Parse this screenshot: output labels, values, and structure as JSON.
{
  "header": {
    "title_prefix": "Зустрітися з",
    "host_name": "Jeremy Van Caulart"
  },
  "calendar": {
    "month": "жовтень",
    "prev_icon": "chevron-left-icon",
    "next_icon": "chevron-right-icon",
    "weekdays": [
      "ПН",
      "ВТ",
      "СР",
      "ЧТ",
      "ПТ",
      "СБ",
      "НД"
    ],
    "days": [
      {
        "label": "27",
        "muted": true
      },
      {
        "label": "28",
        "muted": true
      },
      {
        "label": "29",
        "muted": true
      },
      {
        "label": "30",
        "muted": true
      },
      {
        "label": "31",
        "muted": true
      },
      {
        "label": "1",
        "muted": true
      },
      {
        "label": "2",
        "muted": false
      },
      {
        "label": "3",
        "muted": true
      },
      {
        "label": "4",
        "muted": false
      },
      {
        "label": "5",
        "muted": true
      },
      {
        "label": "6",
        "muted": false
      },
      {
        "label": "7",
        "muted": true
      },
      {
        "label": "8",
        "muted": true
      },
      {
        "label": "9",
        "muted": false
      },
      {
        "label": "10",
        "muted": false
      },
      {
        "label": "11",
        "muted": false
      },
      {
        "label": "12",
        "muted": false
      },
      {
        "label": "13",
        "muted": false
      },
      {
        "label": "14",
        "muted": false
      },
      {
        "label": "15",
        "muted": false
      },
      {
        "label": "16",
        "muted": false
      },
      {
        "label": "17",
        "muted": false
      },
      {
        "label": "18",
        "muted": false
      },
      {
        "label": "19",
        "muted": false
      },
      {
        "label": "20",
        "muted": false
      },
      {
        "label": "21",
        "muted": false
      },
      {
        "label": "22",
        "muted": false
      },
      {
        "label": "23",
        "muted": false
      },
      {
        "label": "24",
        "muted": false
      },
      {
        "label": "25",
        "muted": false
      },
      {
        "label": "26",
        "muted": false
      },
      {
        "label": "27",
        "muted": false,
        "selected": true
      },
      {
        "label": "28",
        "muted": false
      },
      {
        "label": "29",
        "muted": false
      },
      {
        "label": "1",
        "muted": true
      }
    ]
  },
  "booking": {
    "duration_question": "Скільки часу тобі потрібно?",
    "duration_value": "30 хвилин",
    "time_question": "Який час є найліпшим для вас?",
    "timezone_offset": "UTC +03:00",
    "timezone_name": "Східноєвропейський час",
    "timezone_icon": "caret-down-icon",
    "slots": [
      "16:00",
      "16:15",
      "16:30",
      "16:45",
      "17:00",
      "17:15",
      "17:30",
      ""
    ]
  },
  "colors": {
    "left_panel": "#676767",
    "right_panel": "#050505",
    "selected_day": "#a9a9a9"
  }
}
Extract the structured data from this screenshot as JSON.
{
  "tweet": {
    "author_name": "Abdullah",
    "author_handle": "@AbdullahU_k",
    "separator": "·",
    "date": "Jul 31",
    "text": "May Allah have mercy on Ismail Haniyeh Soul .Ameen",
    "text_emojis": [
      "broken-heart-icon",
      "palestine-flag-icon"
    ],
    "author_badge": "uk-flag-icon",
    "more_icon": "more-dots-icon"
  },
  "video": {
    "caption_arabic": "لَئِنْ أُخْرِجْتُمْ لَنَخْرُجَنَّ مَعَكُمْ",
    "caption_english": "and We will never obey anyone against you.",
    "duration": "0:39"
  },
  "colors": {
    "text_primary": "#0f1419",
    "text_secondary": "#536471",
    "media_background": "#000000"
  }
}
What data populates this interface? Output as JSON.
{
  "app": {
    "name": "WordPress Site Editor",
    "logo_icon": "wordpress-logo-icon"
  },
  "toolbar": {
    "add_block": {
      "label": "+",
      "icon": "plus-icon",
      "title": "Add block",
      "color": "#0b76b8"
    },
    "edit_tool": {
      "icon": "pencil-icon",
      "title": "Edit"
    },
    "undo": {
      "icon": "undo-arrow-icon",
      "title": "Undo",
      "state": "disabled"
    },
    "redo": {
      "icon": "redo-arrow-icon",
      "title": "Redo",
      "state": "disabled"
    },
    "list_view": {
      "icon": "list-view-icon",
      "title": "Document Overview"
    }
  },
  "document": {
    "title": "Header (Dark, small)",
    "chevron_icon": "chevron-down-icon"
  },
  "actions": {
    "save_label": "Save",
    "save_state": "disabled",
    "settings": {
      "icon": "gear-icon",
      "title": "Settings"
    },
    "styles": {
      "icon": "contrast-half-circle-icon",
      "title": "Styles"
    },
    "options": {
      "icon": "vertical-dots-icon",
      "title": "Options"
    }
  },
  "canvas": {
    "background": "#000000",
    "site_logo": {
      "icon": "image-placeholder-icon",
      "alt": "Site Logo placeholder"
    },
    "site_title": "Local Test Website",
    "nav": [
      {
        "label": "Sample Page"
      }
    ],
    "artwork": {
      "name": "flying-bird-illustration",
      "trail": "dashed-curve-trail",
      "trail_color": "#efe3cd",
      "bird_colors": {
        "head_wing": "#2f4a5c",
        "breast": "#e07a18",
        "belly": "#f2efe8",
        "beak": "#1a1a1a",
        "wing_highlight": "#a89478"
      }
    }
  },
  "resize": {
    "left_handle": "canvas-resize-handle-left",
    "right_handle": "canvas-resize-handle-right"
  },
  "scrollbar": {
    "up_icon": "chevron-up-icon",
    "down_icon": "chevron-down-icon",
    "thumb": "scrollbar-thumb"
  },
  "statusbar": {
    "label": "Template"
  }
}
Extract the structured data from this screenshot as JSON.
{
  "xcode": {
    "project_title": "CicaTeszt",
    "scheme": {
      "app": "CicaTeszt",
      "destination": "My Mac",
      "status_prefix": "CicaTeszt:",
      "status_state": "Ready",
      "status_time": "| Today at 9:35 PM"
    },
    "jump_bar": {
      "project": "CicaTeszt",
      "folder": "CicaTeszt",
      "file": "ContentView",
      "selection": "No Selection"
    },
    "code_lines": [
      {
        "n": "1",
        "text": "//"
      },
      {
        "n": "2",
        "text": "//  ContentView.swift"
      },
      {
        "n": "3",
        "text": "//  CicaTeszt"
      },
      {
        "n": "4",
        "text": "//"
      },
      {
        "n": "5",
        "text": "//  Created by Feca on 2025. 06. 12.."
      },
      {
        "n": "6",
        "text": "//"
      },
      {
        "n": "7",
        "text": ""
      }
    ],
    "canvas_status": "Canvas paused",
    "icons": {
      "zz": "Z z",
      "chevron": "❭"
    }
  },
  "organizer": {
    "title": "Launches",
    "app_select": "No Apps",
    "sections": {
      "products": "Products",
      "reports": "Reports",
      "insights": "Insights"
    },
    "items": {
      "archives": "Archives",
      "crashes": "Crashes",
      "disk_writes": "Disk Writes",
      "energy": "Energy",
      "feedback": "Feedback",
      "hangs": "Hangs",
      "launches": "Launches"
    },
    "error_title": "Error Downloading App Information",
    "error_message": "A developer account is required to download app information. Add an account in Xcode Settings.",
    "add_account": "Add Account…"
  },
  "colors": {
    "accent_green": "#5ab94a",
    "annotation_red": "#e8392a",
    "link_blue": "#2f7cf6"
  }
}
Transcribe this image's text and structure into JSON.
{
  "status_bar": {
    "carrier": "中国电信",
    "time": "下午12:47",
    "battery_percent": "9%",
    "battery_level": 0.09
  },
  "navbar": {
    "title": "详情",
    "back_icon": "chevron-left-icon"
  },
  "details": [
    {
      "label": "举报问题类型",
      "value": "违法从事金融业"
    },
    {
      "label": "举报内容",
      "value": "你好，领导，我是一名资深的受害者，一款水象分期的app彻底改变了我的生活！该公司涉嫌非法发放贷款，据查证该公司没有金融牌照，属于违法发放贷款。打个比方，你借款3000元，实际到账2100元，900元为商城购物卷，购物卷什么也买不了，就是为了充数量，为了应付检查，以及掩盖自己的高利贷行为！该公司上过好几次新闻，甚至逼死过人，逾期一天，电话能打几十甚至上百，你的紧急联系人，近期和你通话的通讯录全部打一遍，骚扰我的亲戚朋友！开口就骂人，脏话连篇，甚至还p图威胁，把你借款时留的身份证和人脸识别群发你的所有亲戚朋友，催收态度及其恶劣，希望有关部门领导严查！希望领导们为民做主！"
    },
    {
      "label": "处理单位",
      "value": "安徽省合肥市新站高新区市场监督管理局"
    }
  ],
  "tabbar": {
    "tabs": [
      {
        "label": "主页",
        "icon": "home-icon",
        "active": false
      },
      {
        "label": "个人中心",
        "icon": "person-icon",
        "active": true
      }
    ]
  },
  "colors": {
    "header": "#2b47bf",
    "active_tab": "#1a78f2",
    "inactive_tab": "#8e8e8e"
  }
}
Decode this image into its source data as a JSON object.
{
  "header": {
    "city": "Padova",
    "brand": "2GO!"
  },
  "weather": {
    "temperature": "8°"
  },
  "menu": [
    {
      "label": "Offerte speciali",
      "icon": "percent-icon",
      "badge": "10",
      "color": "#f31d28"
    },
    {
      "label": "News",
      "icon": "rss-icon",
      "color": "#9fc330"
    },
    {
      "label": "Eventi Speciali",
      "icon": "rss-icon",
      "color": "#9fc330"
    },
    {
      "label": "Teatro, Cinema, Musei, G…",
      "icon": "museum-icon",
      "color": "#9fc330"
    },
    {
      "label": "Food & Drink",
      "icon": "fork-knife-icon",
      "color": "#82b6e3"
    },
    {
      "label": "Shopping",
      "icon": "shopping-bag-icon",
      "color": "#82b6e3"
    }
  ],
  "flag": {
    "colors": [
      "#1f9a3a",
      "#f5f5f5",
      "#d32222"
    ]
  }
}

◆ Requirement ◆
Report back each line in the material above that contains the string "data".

◆ Result for this task ◆
Extract the structured data from this screenshot as JSON.
What data populates this interface? Output as JSON.
Extract the structured data from this screenshot as JSON.
Decode this image into its source data as a JSON object.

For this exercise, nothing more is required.